ASSIGNMENT:
Pictures are to be left out, but please repeat each record exactly.

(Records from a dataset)

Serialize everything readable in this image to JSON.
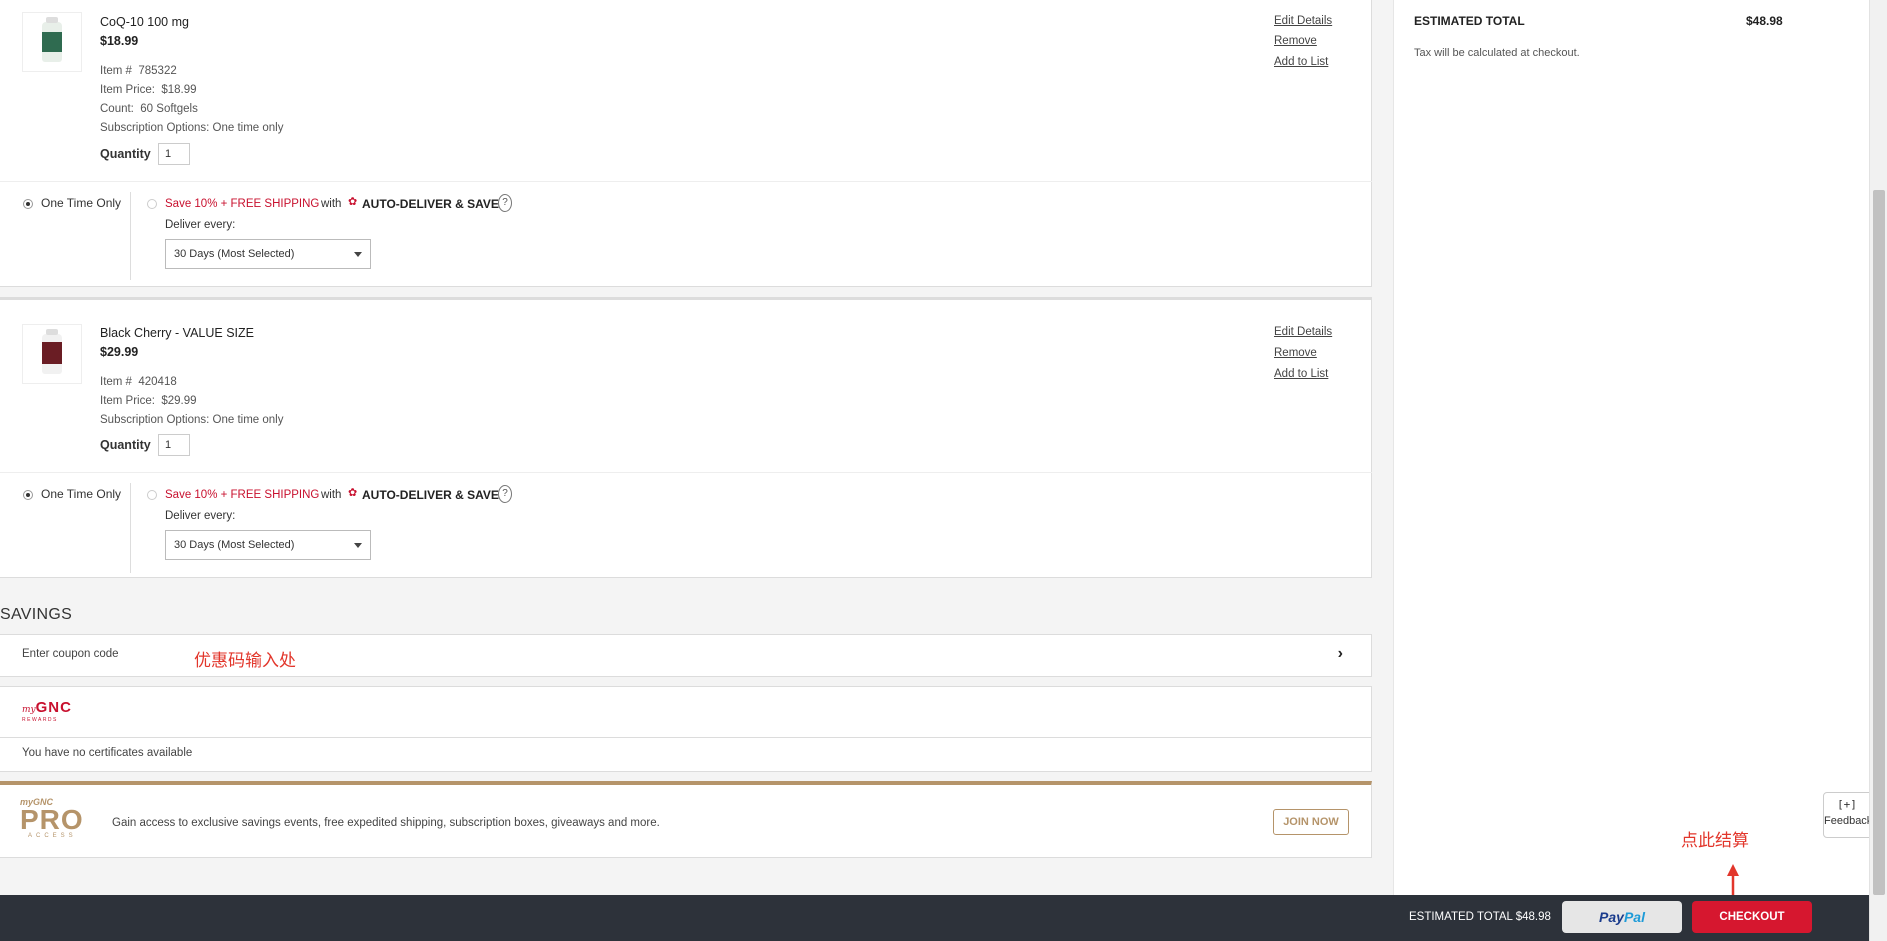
{
  "cart": {
    "items": [
      {
        "name": "CoQ-10 100 mg",
        "price": "$18.99",
        "item_no_label": "Item #",
        "item_no": "785322",
        "item_price_label": "Item Price:",
        "item_price": "$18.99",
        "count_label": "Count:",
        "count": "60 Softgels",
        "subscription_label": "Subscription Options:",
        "subscription": "One time only",
        "quantity_label": "Quantity",
        "quantity": "1",
        "actions": [
          "Edit Details",
          "Remove",
          "Add to List"
        ],
        "one_time_label": "One Time Only",
        "save_text": "Save 10% + FREE SHIPPING",
        "with_text": "with",
        "auto_deliver_text": "AUTO-DELIVER & SAVE",
        "help_icon": "?",
        "deliver_every_label": "Deliver every:",
        "deliver_every_value": "30 Days (Most Selected)"
      },
      {
        "name": "Black Cherry - VALUE SIZE",
        "price": "$29.99",
        "item_no_label": "Item #",
        "item_no": "420418",
        "item_price_label": "Item Price:",
        "item_price": "$29.99",
        "subscription_label": "Subscription Options:",
        "subscription": "One time only",
        "quantity_label": "Quantity",
        "quantity": "1",
        "actions": [
          "Edit Details",
          "Remove",
          "Add to List"
        ],
        "one_time_label": "One Time Only",
        "save_text": "Save 10% + FREE SHIPPING",
        "with_text": "with",
        "auto_deliver_text": "AUTO-DELIVER & SAVE",
        "help_icon": "?",
        "deliver_every_label": "Deliver every:",
        "deliver_every_value": "30 Days (Most Selected)"
      }
    ]
  },
  "savings": {
    "title": "SAVINGS",
    "coupon_placeholder": "Enter coupon code",
    "coupon_annotation": "优惠码输入处",
    "rewards_logo_my": "my",
    "rewards_logo_gnc": "GNC",
    "rewards_logo_sub": "REWARDS",
    "no_certificates": "You have no certificates available"
  },
  "pro_access": {
    "logo_mygnc": "myGNC",
    "logo_pro": "PRO",
    "logo_access": "ACCESS",
    "text": "Gain access to exclusive savings events, free expedited shipping, subscription boxes, giveaways and more.",
    "join_label": "JOIN NOW"
  },
  "summary": {
    "estimated_total_label": "ESTIMATED TOTAL",
    "estimated_total_value": "$48.98",
    "tax_note": "Tax will be calculated at checkout."
  },
  "feedback": {
    "icon": "[+]",
    "label": "Feedback"
  },
  "bottom_bar": {
    "total_text": "ESTIMATED TOTAL $48.98",
    "paypal_part1": "Pay",
    "paypal_part2": "Pal",
    "checkout_label": "CHECKOUT",
    "checkout_annotation": "点此结算"
  },
  "colors": {
    "brand_red": "#d6172f",
    "pro_gold": "#b5946a",
    "annotation_red": "#e2362b",
    "bottom_bar_bg": "#2d323a"
  }
}
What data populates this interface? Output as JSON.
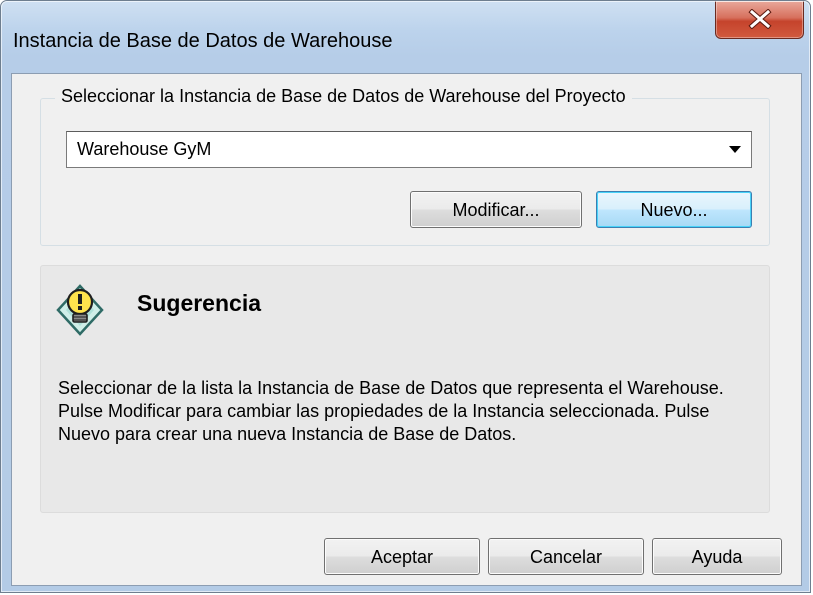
{
  "window": {
    "title": "Instancia de Base de Datos de Warehouse",
    "close_label": "X"
  },
  "group": {
    "legend": "Seleccionar la Instancia de Base de Datos de Warehouse del Proyecto",
    "combo_value": "Warehouse GyM",
    "modify_label": "Modificar...",
    "new_label": "Nuevo..."
  },
  "hint": {
    "icon": "lightbulb-icon",
    "title": "Sugerencia",
    "text": "Seleccionar de la lista la Instancia de Base de Datos que representa el Warehouse. Pulse Modificar para cambiar las propiedades de la Instancia seleccionada. Pulse Nuevo para crear una nueva Instancia de Base de Datos."
  },
  "footer": {
    "accept_label": "Aceptar",
    "cancel_label": "Cancelar",
    "help_label": "Ayuda"
  }
}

ANSWER SECTION:
Serialize everything readable in this image to JSON.
{
  "cart": {
    "items": [
      {
        "name": "CoQ-10 100 mg",
        "price": "$18.99",
        "item_no_label": "Item #",
        "item_no": "785322",
        "item_price_label": "Item Price:",
        "item_price": "$18.99",
        "count_label": "Count:",
        "count": "60 Softgels",
        "subscription_label": "Subscription Options:",
        "subscription": "One time only",
        "quantity_label": "Quantity",
        "quantity": "1",
        "actions": [
          "Edit Details",
          "Remove",
          "Add to List"
        ],
        "one_time_label": "One Time Only",
        "save_text": "Save 10% + FREE SHIPPING",
        "with_text": "with",
        "auto_deliver_text": "AUTO-DELIVER & SAVE",
        "help_icon": "?",
        "deliver_every_label": "Deliver every:",
        "deliver_every_value": "30 Days (Most Selected)"
      },
      {
        "name": "Black Cherry - VALUE SIZE",
        "price": "$29.99",
        "item_no_label": "Item #",
        "item_no": "420418",
        "item_price_label": "Item Price:",
        "item_price": "$29.99",
        "subscription_label": "Subscription Options:",
        "subscription": "One time only",
        "quantity_label": "Quantity",
        "quantity": "1",
        "actions": [
          "Edit Details",
          "Remove",
          "Add to List"
        ],
        "one_time_label": "One Time Only",
        "save_text": "Save 10% + FREE SHIPPING",
        "with_text": "with",
        "auto_deliver_text": "AUTO-DELIVER & SAVE",
        "help_icon": "?",
        "deliver_every_label": "Deliver every:",
        "deliver_every_value": "30 Days (Most Selected)"
      }
    ]
  },
  "savings": {
    "title": "SAVINGS",
    "coupon_placeholder": "Enter coupon code",
    "coupon_annotation": "优惠码输入处",
    "rewards_logo_my": "my",
    "rewards_logo_gnc": "GNC",
    "rewards_logo_sub": "REWARDS",
    "no_certificates": "You have no certificates available"
  },
  "pro_access": {
    "logo_mygnc": "myGNC",
    "logo_pro": "PRO",
    "logo_access": "ACCESS",
    "text": "Gain access to exclusive savings events, free expedited shipping, subscription boxes, giveaways and more.",
    "join_label": "JOIN NOW"
  },
  "summary": {
    "estimated_total_label": "ESTIMATED TOTAL",
    "estimated_total_value": "$48.98",
    "tax_note": "Tax will be calculated at checkout."
  },
  "feedback": {
    "icon": "[+]",
    "label": "Feedback"
  },
  "bottom_bar": {
    "total_text": "ESTIMATED TOTAL $48.98",
    "paypal_part1": "Pay",
    "paypal_part2": "Pal",
    "checkout_label": "CHECKOUT",
    "checkout_annotation": "点此结算"
  },
  "colors": {
    "brand_red": "#d6172f",
    "pro_gold": "#b5946a",
    "annotation_red": "#e2362b",
    "bottom_bar_bg": "#2d323a"
  }
}
What data populates this interface? Output as JSON.
{
  "window": {
    "title": "Instancia de Base de Datos de Warehouse",
    "close_label": "X"
  },
  "group": {
    "legend": "Seleccionar la Instancia de Base de Datos de Warehouse del Proyecto",
    "combo_value": "Warehouse GyM",
    "modify_label": "Modificar...",
    "new_label": "Nuevo..."
  },
  "hint": {
    "icon": "lightbulb-icon",
    "title": "Sugerencia",
    "text": "Seleccionar de la lista la Instancia de Base de Datos que representa el Warehouse. Pulse Modificar para cambiar las propiedades de la Instancia seleccionada. Pulse Nuevo para crear una nueva Instancia de Base de Datos."
  },
  "footer": {
    "accept_label": "Aceptar",
    "cancel_label": "Cancelar",
    "help_label": "Ayuda"
  }
}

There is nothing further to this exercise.